Henry Barningham and Sarah Glew
Sarah's Parents were - John Glew and Sarah Elwick.
Henry Barningham Glews' grandfather Samuel Glew born 3rd February 1784, was a brother to Sarah Glew who married Henry Barningham (above), hence the middle name of Barningham being given to Henry Barningham Glew born 27th April 1863.
Henry Barningham and Sarah Glew traveled to Australia arriving March 1861 with 5 children (from Liverpool on the 'Donald McKay'):
Charles - age 16yrs a labourer. Married went to New Zealand (9 children, 7 living)
Charles Barningham was partner in brickworks at Brunswick, Victoria "Barningham & Lacey" and Sarah, was sister to the Glew's who ran the Glew Brickworks.
From the book "Victoria and its Metropolis:past and present"
Volume IIb - Metropolitan District
Originally published 1888; reprinted 1977
Author: Alexander SUTHERLAND
"Barningham and Lacey, Brunswick, are proprietors of the Brunswick Brickworks, Barkley street. The first consists of Charles Barningham and Joseph Charles Lacey. This brickyard is one of the oldest in the colony, having been originally the late William Gray's yard, and afterwards that of Mr Barningham, sen. The above firm started in 1870, both parties having been connected with brickmaking all their lives. At the time of starting they employed about six hands besides themselves, the works at the present time employing fifteen hands. Red and fancy white bricks are turned out to the extent of one and a half millions a year.
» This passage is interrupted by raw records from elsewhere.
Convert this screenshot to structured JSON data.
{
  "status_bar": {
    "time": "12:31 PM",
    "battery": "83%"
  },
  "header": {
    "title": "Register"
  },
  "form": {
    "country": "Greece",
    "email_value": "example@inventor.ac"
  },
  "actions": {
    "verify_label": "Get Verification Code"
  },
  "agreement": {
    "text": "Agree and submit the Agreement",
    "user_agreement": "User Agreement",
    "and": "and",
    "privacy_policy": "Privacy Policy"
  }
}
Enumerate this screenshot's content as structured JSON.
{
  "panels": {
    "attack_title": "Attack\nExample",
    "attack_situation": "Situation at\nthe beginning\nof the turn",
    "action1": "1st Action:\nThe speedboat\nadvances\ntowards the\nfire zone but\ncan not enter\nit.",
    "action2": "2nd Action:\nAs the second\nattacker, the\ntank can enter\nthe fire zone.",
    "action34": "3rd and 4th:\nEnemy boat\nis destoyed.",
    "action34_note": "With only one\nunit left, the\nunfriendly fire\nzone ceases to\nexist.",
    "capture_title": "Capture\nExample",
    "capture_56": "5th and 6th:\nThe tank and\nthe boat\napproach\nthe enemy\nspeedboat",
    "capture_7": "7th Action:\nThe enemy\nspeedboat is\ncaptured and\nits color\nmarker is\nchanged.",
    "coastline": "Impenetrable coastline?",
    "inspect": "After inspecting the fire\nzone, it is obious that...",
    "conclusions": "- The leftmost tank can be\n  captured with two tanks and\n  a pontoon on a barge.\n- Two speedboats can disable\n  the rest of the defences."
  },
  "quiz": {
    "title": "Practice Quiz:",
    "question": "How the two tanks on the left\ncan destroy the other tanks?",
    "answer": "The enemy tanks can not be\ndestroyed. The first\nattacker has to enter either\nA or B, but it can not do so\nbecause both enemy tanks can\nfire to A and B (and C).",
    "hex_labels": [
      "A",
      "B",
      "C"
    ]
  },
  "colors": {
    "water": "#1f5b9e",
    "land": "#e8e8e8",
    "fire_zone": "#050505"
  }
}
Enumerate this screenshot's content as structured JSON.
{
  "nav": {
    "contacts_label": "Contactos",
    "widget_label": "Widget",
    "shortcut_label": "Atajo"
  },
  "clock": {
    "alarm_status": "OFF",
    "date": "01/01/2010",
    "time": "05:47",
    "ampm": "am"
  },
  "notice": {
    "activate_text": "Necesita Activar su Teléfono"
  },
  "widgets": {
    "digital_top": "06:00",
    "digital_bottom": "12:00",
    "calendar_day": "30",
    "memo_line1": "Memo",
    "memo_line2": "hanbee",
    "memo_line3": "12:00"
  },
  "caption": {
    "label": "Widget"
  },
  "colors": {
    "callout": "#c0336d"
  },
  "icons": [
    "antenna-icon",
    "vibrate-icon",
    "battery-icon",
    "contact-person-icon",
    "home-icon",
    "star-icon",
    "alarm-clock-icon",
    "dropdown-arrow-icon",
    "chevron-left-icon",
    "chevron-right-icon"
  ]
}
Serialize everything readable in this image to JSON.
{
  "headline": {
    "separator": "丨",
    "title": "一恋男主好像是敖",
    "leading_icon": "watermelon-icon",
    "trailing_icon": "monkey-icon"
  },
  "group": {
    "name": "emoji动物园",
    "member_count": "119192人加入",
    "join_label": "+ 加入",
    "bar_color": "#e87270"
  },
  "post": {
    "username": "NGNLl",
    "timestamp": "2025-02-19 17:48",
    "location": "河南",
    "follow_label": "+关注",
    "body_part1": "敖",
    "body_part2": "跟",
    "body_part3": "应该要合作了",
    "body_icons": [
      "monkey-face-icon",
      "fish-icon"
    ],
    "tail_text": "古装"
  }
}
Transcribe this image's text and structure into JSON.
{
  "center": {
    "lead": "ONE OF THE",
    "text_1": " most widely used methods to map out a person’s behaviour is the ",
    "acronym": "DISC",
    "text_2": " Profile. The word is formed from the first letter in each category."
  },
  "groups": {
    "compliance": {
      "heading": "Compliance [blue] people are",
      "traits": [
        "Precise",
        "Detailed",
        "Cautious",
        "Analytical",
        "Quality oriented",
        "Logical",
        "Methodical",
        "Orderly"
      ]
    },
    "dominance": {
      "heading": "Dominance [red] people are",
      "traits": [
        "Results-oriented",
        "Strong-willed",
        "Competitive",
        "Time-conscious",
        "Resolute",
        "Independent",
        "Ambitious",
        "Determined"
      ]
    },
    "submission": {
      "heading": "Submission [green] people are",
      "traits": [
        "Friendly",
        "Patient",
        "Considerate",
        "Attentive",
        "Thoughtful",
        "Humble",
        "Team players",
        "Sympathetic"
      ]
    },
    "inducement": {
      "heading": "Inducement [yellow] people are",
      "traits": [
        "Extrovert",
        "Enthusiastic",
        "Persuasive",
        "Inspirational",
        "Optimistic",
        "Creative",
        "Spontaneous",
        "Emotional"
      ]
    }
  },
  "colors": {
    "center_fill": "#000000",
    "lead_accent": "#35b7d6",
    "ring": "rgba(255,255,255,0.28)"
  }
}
Between twenty five and thirty State schools have been built with their bricks, ornamental white bricks in connection with about twenty five Victorian railway stations are also from this yard. The first received a first class certificate at the Brunswick Industrial Exhibition of 1879, also a certificate and silver medals for white and red bricks. Mr Joseph Chas. Lacey came to Victoria with his parents in 1849, and was for a time with his father on the diggings. At the age of thirteen he entered the brickyards and worked at various places till the age of twenty five, when he joined Mr Charles Barningham. Mr Charles Barningham came to the colony in 1861, and entered his fathers yard, where he remained till starting with Mr Lacey in 1870. He has been connected with brickmaking all his life, having been at the trade previous to coming to the colony."
**Note: I have just updated the book details from which I took this excerpt. It was a rooky mistake that I made when I was taking my first steps into genealogy. A search on the state library catalogue with a trip to the state library in WA has rectified the problem. "As long as you learn by your mistakes, they are not mistakes but experience."